In the first instalment of a series that will see the LOV mob cover the upcoming Gold Cup tournament, we profile the hosts and current holders - the United States.
Doing us a huge favour this time round is our old friend Mark Yesilevskiy, who writes thusly:
Manager: Jurgen Klinsmann
Everyone knows about Jurgen Klinsmann's career as a player as well as his time managing Germany and Bayern Munich. His time in the US is a little different. Klinsmann took over for the United States in July 2011 after the federation sacked Bob Bradley following a 2-4 loss to Mexico in that year's Gold Cup Final after going 2-0 up in the first 23 minutes of the match. It's no secret that US Soccer had chased Klinsmann for a while before finally getting their man.
Klinsmann's success for the United States has come in waves with losses against the likes of Costa Rica and Ecuador, both of which were totally different sides to the ones that played in the 2014 World Cup before following it up with four wins in a row against Venezuela, Panama, Scotland, and, most famously, Italy away. Under Jurgen Klinsmann, the US picked up first win at Mexico's Azteca stadium and their second competitive point ever at that ground.

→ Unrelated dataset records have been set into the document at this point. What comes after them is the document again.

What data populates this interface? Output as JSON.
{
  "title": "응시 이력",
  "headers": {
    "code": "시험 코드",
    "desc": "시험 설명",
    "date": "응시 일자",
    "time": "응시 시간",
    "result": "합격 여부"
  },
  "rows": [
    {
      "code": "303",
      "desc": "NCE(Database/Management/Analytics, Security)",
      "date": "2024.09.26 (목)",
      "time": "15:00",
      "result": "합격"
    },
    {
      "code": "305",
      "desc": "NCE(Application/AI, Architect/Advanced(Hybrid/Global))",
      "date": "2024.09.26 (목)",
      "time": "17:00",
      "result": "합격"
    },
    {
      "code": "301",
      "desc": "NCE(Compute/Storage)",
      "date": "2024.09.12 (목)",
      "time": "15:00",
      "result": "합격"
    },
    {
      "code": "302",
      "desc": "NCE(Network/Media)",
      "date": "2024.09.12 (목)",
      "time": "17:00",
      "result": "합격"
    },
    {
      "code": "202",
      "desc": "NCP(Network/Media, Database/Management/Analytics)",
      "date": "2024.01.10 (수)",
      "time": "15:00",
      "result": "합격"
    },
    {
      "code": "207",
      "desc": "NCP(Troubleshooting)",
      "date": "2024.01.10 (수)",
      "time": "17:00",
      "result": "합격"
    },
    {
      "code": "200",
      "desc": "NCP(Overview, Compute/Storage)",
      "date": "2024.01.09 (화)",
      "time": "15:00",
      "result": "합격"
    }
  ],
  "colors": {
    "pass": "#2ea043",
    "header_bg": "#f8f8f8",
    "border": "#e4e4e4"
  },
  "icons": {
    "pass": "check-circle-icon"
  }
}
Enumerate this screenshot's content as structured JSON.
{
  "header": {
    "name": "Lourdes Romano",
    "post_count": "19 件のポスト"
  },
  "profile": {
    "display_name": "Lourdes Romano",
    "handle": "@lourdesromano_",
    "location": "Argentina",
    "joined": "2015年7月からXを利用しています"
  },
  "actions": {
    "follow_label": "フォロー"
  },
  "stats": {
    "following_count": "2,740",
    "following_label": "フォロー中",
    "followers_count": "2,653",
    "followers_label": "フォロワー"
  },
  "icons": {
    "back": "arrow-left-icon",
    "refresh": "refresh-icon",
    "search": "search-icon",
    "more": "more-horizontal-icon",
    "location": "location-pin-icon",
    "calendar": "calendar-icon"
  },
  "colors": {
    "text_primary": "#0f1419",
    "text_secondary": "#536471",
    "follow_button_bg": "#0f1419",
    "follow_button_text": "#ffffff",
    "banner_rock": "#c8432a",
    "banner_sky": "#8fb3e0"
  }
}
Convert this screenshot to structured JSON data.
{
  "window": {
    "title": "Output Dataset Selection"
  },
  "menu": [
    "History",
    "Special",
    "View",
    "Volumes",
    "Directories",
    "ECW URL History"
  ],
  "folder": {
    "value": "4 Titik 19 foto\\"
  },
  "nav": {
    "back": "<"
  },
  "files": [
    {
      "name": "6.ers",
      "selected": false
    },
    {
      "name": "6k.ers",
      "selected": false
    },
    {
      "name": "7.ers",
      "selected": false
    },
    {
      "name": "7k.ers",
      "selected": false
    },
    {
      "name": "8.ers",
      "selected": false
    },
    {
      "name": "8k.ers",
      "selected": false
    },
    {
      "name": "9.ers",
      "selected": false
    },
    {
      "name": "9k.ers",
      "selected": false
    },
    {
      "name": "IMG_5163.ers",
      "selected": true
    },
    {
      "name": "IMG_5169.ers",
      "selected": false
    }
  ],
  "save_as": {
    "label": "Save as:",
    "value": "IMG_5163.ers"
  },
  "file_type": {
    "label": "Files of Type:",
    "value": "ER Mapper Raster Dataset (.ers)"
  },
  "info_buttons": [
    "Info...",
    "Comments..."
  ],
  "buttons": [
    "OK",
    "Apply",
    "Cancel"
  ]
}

The 2014 World Cup saw the US escape the group of death before losing to Belgium in extra time in the round of 16. After that, the Americans managed to beat the Czech Republic away in a friendly before finishing the year in rough fashion with a pair of draws to CONCACAF opponents, a home loss to Colombia, and a 4-1 away loss to Ireland.

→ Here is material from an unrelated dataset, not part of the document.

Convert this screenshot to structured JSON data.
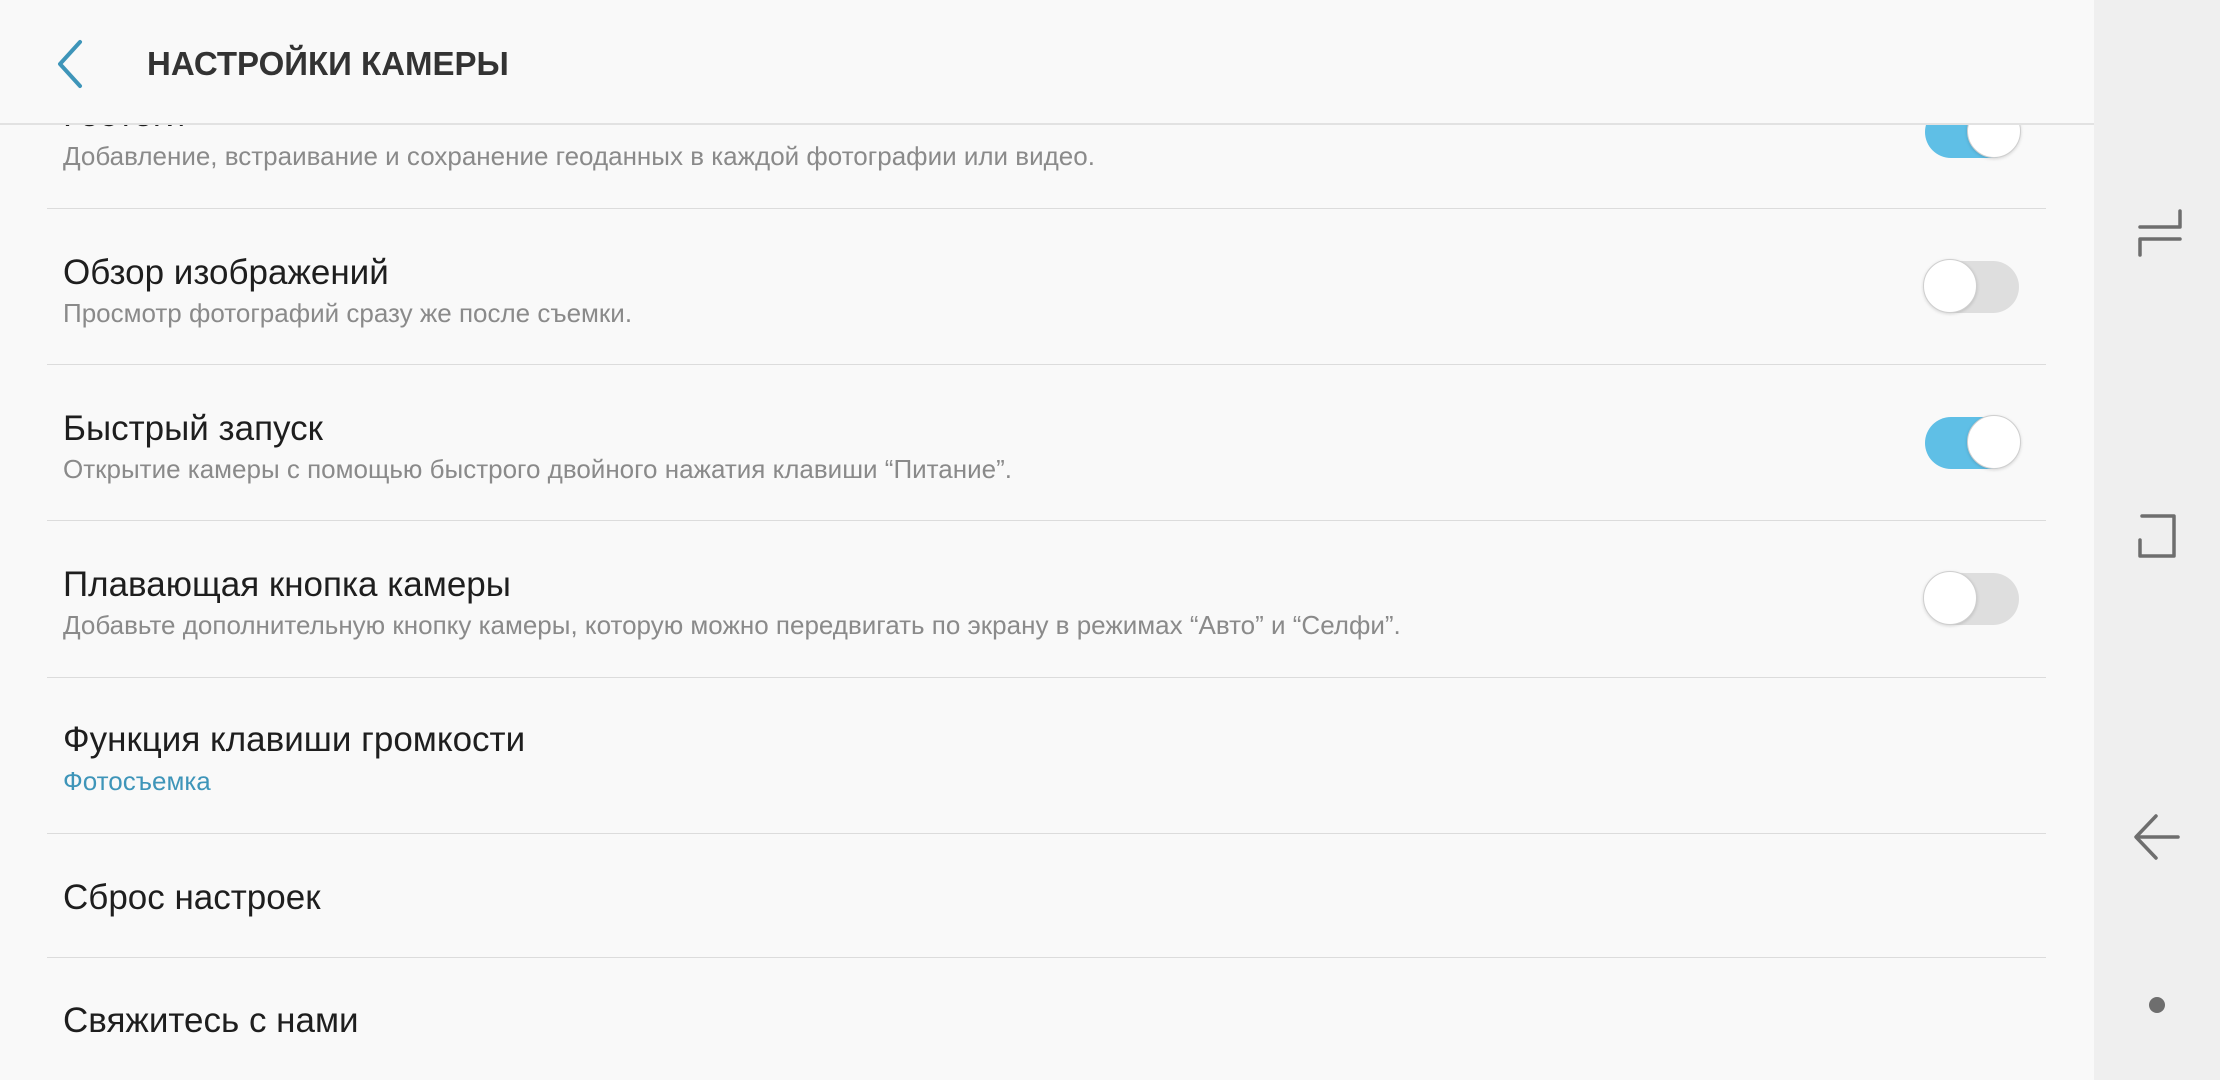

2015 has been better for Klinsmann and the Yanks. In seven games, the Americans have lost just twice, away to Chile and away to Denmark. In those other five games, they have managed wins against Mexico, the Netherlands, and Germany with the two against the European powerhouses coming on their respective away grounds.

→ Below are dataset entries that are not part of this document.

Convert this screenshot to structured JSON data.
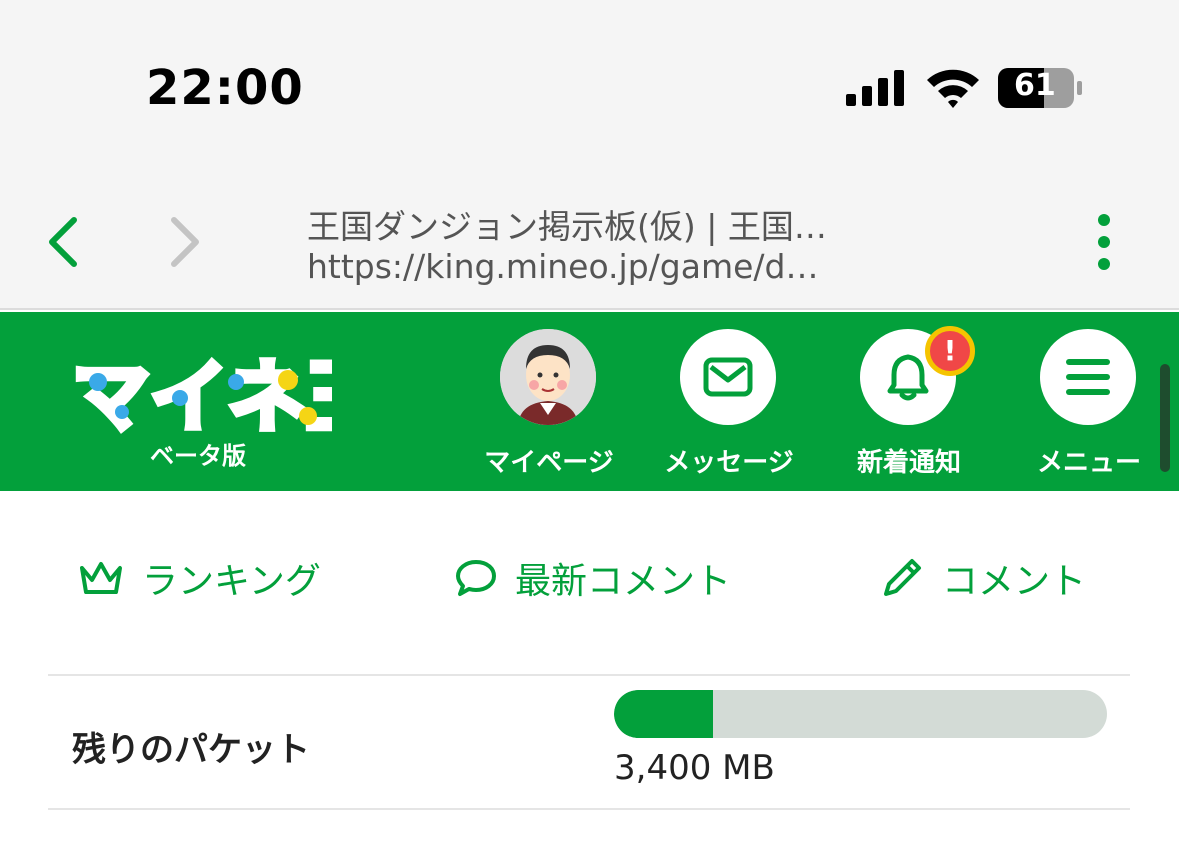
{
  "status_bar": {
    "time": "22:00",
    "battery": "61"
  },
  "browser": {
    "page_title": "王国ダンジョン掲示板(仮) | 王国…",
    "url": "https://king.mineo.jp/game/d…"
  },
  "header": {
    "logo_text": "マイネ王",
    "logo_subtitle": "ベータ版",
    "nav": [
      {
        "label": "マイページ",
        "icon": "avatar"
      },
      {
        "label": "メッセージ",
        "icon": "mail-icon"
      },
      {
        "label": "新着通知",
        "icon": "bell-icon",
        "badge": "!"
      },
      {
        "label": "メニュー",
        "icon": "hamburger-icon"
      }
    ]
  },
  "subnav": [
    {
      "label": "ランキング",
      "icon": "crown-icon"
    },
    {
      "label": "最新コメント",
      "icon": "speech-bubble-icon"
    },
    {
      "label": "コメント",
      "icon": "pencil-icon"
    }
  ],
  "packet": {
    "label": "残りのパケット",
    "value": "3,400 MB",
    "fill_fraction": 0.2
  },
  "colors": {
    "brand_green": "#03a03b",
    "bar_track": "#d3dbd6",
    "badge_red": "#f04747",
    "badge_ring": "#f5c400"
  }
}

For the 2015 Gold Cup, Jurgen Klinsmann has gone with a lineup that's very heavy on experience. It's also the first time that the boss has given Tim Ream an actual chance in the side outside of some random European friendlies. Ream was called up by Klinsmann on three occasions in 2011 by was an unused substitute in two of those games (Costa Rica and Belgium) before getting 19 minutes in the aforementioned loss to Ecuador.
After that, Ream was left completely out in the cold by Jurgen, picking up a total of zero caps in both 2012 and 2013, despite beginning to come into his own at Bolton.
It was only after he won his first Player of the Year award that Klinsmann gave Ream another chance, calling him in for the Czech Republic friendly win. Since then, Ream has been called up to the national team an additional five times, picking up four caps in that space but always playing between 29 and two minutes in that stretch. Never more.
The rest of the squad is as follows:
Defenders: Venturo Alverado (Club America), John Brooks (Hertha Berlin), Timmy Chandler (Eintracht Frankfurt), Brad Evans (Seattle Sounders), Omar Gonzalez (LA Galaxy), Fabian Johnson (Borussia Mönchengladbach), Tim Ream (Bolton Wanderers), DeAndre Yedlin (Tottenham Hotspur)
Midfielders: Kyle Beckerman (Real Salt Lake), Alejandro Bedoya (Nantes), Michael Bradley (Toronto FC), Brad Davis (Houston Dynamo), Mix Diskerud (New York City FC), Alfredo Morales (Ingolstadt), Graham Zusi (Sporting Kansas City)
Forwards: Gyasi Zardes (LA Galaxy), Jozy Altidore (Toronto FC), Clint Dempsey (Seattle Sounders), Aron Johannson (AZ Alkmaar), Chris Wondolowski (San Jose Earthquakes)
Chances of Winning:
The US is always one of two favorites in this competition and you will typically see them and Mexico as the two going the farthest. The US group is made up of Panama, Haiti, and Honduras.
The top two teams in each group advance along with the top two third-place finishers meaning that only four of the 12 teams in the competition are actually knocked out in the first round.
The Americans should win their group with relative ease which would then see them face the 3rd place team that comes out of Group B or C in the quarterfinals.
Assuming both the US and Mexico do well in their groups (top two finishes), they would avoid each other in the quarters and semis with a potential meeting saved all the way in the final game.